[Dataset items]

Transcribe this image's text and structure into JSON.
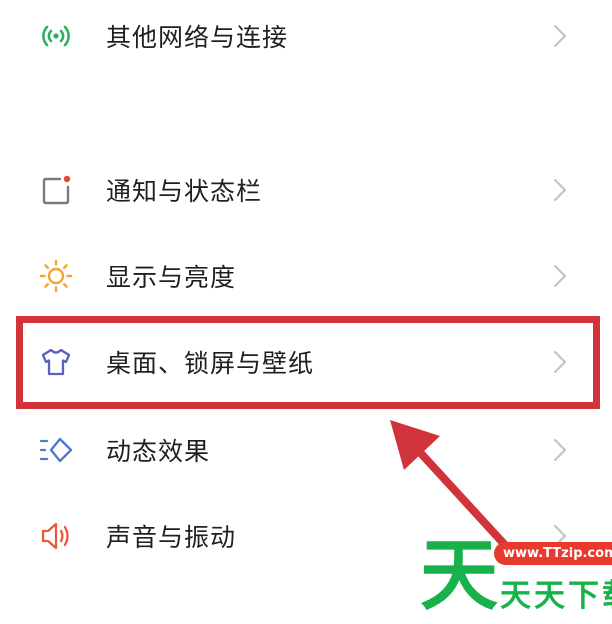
{
  "settings": {
    "items": [
      {
        "label": "其他网络与连接",
        "icon": "connection-icon",
        "icon_color": "#2eae5e"
      },
      {
        "label": "通知与状态栏",
        "icon": "notification-icon",
        "icon_color": "#7a7a7a",
        "dot_color": "#e8463c"
      },
      {
        "label": "显示与亮度",
        "icon": "sun-icon",
        "icon_color": "#f0a530"
      },
      {
        "label": "桌面、锁屏与壁纸",
        "icon": "shirt-icon",
        "icon_color": "#5b5fbf"
      },
      {
        "label": "动态效果",
        "icon": "motion-icon",
        "icon_color": "#4a7bd0"
      },
      {
        "label": "声音与振动",
        "icon": "speaker-icon",
        "icon_color": "#e85a3c"
      }
    ]
  },
  "annotation": {
    "highlight_color": "#d0343a"
  },
  "watermark": {
    "big_char": "天",
    "url": "www.TTzip.com",
    "name": "天天下载",
    "color": "#17b24a",
    "url_bg": "#e83a2e"
  }
}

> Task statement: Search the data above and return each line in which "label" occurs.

> Result:
        "label": "其他网络与连接",
        "label": "通知与状态栏",
        "label": "显示与亮度",
        "label": "桌面、锁屏与壁纸",
        "label": "动态效果",
        "label": "声音与振动",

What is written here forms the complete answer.